This case follows from the previous case because the influence of the $f_{i,U}$ is negligible. The reason for this is closely related to the fact that line-free sets correlate locally with complexity-1 sets. For instance, consider the expression $\Lambda(f_{0,U}, g, h)$ where g, h are bounded but otherwise arbitrary. We can express this as

${\Bbb E}_{I, x} f_{0,U}(x) g( \rho^I_{0,1 \to 1}(x) ) h( \rho^I_{0,2 \to 2}(x) )$.

For fixed I (and fixing x outside of I, so that x is now uniform inside a random medium-sized subspace) this is the local average of $f_{0,U}$ with respect to the product of a locally 01-insensitive function and a locally 02-insensitive function. This should be controlled by some local Gowers-type uniformity norm of $f_{0,U}$, which by some suitable strong stationarity hypothesis should be close to the corresponding global Gowers-type uniformity norm, which is very small by hypothesis.
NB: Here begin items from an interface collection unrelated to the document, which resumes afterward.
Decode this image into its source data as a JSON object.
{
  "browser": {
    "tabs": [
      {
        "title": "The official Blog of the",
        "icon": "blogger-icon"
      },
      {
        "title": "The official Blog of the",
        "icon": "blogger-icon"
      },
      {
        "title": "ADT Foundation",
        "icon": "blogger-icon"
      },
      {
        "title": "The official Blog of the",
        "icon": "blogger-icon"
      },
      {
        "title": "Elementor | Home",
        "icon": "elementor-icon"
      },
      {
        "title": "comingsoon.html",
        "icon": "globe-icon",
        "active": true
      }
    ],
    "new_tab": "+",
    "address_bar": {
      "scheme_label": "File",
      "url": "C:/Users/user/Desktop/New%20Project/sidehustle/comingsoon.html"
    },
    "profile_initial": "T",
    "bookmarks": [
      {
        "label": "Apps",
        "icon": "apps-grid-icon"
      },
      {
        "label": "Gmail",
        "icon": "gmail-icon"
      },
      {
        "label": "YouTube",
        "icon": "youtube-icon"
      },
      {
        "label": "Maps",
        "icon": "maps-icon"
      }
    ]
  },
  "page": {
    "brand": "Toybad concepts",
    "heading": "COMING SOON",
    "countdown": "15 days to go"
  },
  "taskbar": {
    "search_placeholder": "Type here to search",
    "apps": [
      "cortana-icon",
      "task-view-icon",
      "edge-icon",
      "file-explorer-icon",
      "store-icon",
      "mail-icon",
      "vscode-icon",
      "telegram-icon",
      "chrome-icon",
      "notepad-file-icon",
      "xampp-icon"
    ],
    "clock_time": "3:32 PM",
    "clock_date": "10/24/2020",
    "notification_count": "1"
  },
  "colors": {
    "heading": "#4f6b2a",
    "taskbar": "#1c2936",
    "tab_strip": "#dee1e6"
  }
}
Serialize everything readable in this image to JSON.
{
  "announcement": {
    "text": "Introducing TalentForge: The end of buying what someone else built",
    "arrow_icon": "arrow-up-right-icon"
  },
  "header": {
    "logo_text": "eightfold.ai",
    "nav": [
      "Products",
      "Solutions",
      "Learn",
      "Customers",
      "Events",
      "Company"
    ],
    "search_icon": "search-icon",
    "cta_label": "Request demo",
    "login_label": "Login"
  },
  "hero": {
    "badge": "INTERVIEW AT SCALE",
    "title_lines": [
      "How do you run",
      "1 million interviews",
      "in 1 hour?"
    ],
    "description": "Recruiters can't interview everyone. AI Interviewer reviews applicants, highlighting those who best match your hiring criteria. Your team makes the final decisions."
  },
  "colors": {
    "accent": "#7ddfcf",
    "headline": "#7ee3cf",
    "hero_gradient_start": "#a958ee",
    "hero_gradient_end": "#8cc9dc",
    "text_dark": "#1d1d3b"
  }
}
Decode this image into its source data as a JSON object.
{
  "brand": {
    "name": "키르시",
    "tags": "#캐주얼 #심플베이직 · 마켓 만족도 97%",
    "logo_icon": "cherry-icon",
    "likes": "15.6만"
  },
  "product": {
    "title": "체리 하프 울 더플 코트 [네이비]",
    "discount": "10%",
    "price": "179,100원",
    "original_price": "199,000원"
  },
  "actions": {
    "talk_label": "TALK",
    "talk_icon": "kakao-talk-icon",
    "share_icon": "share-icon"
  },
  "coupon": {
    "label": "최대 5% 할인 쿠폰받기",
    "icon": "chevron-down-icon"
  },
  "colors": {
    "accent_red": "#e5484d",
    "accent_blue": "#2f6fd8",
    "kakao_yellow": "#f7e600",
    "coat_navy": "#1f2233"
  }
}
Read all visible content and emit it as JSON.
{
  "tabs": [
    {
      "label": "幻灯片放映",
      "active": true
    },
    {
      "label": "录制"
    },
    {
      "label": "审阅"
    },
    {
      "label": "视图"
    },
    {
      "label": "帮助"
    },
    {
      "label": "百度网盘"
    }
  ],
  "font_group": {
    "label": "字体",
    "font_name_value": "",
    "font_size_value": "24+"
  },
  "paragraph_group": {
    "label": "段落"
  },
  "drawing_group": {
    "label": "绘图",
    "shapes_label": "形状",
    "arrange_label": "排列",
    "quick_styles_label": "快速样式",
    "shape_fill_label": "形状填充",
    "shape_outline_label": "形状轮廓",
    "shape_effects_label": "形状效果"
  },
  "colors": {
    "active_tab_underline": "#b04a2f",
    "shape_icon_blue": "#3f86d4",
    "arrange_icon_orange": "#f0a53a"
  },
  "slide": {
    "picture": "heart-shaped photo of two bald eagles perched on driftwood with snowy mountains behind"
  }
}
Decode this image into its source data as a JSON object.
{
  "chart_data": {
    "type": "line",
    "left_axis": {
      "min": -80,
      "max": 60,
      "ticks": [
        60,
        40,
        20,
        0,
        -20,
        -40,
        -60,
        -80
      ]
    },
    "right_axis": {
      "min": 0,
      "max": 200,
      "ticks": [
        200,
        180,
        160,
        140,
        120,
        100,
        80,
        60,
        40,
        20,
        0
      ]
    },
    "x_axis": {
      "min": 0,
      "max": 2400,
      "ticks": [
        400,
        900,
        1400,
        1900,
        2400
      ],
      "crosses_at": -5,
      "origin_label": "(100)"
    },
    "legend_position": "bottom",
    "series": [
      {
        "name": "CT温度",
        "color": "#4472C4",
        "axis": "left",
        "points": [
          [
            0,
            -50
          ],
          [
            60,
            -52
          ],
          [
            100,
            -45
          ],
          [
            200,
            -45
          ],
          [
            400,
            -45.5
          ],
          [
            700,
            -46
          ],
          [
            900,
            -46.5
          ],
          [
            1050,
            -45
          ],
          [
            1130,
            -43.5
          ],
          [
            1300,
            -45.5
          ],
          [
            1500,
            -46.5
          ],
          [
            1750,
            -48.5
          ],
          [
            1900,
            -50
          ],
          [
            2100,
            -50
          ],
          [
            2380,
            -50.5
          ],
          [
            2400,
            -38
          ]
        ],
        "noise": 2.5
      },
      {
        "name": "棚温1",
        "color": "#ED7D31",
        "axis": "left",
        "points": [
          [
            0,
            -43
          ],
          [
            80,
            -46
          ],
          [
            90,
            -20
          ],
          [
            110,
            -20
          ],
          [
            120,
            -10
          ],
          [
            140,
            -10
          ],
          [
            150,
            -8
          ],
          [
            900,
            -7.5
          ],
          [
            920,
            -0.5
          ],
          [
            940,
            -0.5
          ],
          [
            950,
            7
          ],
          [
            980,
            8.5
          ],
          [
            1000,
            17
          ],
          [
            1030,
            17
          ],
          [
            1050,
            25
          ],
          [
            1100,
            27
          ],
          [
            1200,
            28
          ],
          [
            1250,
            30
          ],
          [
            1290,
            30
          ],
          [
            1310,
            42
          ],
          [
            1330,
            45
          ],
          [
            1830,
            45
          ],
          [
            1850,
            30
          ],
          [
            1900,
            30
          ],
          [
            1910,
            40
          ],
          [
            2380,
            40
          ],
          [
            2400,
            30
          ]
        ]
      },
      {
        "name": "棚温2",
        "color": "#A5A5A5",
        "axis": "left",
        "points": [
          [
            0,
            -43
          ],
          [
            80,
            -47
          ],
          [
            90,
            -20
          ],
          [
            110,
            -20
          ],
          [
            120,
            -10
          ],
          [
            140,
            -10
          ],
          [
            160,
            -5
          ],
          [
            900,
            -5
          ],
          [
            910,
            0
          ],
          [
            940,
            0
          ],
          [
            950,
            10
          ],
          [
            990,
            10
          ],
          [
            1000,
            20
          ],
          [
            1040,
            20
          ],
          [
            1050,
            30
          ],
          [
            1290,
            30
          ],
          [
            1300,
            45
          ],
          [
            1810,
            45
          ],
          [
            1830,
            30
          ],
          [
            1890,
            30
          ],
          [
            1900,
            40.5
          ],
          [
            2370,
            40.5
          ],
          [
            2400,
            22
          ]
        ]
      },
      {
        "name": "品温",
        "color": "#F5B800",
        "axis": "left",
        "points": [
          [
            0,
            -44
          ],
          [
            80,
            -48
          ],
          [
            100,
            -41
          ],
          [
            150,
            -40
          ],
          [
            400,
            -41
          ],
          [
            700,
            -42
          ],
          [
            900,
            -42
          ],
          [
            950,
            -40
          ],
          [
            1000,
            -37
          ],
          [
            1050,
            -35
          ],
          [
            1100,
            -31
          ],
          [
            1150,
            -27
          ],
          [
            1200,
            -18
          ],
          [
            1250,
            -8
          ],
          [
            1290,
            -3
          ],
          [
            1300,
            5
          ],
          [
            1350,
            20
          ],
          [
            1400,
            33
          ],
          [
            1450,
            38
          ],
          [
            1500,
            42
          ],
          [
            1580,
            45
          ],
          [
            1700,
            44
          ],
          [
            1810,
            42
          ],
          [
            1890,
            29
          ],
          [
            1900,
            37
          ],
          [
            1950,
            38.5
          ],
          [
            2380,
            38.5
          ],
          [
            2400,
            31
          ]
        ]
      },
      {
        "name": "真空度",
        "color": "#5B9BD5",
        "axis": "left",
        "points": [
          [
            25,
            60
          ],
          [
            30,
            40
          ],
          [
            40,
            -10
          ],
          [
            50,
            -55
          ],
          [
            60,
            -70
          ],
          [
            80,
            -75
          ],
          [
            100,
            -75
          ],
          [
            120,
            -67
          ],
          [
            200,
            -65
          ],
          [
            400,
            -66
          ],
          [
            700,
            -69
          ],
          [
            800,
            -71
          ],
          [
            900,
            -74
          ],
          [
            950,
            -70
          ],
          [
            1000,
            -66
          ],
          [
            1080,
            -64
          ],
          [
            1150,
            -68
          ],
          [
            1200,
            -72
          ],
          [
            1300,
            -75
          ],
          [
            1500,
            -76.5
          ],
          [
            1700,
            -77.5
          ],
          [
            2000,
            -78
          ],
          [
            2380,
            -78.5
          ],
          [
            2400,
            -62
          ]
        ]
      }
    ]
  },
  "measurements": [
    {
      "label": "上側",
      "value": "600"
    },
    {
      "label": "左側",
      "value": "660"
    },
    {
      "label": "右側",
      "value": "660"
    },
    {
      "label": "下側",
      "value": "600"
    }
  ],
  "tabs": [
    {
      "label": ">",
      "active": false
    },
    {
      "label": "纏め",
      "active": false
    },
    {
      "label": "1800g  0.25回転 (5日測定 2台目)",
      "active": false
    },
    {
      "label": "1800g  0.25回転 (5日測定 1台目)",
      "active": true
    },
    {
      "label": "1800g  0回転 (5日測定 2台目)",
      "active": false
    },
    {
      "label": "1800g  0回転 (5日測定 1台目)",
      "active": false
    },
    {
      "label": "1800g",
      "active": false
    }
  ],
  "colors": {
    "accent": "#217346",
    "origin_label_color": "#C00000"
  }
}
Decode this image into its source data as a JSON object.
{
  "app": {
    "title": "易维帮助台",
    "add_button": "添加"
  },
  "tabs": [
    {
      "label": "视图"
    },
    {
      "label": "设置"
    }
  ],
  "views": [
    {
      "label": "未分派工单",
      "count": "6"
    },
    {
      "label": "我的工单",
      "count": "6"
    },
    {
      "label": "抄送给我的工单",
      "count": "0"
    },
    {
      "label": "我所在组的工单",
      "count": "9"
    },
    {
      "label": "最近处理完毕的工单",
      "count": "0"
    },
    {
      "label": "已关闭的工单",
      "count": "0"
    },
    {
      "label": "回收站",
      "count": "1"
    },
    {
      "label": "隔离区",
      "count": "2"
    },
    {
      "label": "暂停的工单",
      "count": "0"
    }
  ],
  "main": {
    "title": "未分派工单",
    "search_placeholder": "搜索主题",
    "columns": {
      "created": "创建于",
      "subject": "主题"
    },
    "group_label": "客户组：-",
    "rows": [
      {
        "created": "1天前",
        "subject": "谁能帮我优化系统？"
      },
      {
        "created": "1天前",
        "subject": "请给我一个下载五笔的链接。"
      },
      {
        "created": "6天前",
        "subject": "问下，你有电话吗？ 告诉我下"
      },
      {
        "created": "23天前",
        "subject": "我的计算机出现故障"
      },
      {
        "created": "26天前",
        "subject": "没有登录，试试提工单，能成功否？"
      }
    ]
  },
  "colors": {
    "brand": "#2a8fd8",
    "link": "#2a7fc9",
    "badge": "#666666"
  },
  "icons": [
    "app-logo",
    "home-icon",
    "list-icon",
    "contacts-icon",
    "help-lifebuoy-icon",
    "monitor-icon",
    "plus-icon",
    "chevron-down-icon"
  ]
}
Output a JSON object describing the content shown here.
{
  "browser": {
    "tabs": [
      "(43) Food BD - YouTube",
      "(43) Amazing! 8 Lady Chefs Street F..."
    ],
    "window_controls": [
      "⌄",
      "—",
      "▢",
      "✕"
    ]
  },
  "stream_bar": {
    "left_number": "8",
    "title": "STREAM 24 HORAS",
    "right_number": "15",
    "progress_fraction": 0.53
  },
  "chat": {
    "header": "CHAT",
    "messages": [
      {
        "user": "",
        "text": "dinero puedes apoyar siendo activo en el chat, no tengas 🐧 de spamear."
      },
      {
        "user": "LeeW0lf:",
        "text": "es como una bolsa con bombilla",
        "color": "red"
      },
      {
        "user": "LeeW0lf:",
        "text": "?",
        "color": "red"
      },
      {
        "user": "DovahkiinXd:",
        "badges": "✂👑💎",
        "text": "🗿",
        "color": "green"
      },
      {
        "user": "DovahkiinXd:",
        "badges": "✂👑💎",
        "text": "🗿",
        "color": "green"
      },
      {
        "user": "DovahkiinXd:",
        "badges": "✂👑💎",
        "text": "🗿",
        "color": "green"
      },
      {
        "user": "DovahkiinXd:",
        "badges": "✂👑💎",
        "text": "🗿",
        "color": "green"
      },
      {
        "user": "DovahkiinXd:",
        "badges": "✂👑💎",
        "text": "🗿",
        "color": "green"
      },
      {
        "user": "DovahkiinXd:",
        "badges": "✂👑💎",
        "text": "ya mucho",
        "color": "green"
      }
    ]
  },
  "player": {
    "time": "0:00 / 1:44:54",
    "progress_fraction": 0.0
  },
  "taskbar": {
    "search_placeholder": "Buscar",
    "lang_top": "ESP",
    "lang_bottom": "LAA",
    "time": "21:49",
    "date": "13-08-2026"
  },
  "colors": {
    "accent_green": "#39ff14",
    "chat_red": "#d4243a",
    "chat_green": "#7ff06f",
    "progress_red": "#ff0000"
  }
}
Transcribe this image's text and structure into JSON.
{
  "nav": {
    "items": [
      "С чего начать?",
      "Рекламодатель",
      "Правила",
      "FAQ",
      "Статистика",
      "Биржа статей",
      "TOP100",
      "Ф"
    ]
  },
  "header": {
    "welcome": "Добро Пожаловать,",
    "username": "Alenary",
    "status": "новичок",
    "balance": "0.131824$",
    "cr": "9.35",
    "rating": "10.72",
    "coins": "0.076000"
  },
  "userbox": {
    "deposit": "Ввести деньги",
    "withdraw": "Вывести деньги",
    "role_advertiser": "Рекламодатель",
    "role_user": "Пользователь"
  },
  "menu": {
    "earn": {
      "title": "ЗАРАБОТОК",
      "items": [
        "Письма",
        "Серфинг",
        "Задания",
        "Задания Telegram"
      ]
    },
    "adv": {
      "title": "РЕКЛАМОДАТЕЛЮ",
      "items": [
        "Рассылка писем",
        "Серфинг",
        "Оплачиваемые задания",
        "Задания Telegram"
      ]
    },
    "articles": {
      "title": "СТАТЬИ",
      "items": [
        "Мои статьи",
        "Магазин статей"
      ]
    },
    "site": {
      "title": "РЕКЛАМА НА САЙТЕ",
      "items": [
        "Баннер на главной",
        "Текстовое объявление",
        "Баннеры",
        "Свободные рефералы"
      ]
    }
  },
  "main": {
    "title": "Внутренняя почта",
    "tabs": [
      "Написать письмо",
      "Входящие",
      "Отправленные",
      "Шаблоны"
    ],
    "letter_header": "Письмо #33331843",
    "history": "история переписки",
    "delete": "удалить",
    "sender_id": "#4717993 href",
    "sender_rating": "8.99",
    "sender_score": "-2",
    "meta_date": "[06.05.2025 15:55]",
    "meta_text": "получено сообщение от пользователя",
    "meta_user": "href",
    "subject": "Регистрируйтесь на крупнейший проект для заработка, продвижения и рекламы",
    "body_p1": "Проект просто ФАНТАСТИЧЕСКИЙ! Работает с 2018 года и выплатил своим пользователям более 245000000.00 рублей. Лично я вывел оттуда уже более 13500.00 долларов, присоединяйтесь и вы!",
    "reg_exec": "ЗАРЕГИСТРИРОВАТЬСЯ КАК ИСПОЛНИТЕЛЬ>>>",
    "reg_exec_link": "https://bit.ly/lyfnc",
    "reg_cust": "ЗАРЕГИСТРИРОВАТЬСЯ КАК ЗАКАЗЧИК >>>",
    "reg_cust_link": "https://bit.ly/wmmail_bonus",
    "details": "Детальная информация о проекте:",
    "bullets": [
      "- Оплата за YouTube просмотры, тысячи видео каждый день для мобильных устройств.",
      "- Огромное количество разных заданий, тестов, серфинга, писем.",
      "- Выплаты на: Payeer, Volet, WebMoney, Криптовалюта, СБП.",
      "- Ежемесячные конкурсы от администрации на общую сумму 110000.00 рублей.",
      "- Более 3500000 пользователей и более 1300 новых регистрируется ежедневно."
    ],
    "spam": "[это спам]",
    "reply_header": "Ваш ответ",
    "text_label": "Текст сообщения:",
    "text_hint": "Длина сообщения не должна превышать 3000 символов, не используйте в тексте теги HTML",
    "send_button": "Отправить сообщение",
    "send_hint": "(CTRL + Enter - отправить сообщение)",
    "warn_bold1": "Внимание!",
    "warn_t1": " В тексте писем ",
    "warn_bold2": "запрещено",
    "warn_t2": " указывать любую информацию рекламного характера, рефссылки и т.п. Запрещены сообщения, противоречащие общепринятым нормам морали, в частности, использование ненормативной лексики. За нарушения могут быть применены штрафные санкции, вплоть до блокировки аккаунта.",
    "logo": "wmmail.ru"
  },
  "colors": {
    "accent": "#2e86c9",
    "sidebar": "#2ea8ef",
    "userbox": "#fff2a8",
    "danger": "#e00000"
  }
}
So I believe we can basically ignore $f_{i,U}$ and repeat the Step 5 arguments verbatim.

## Step 7: the regularity lemma

To finish the job, we need an analogue of the Szemeredi regularity lemma; basically we need to decompose each (strongly stationary) $f_i$ in the form $f_i = f_{i,U^\perp} + f_{i,U}$ as above. But I think this can be done by mimicking standard double-induction proofs of the regularity lemma, such as the one in [my paper, using a coarse and fine approximation to $f_i$ by a partition into (strongly stationary) jk-sets, and refining either the coarse or fine approximation whenever there is a failure of uniformity in the error. Each such refinement increments an "energy" or "index" of the approximation and so the algorithm must terminate (after a tower-exponential number of steps).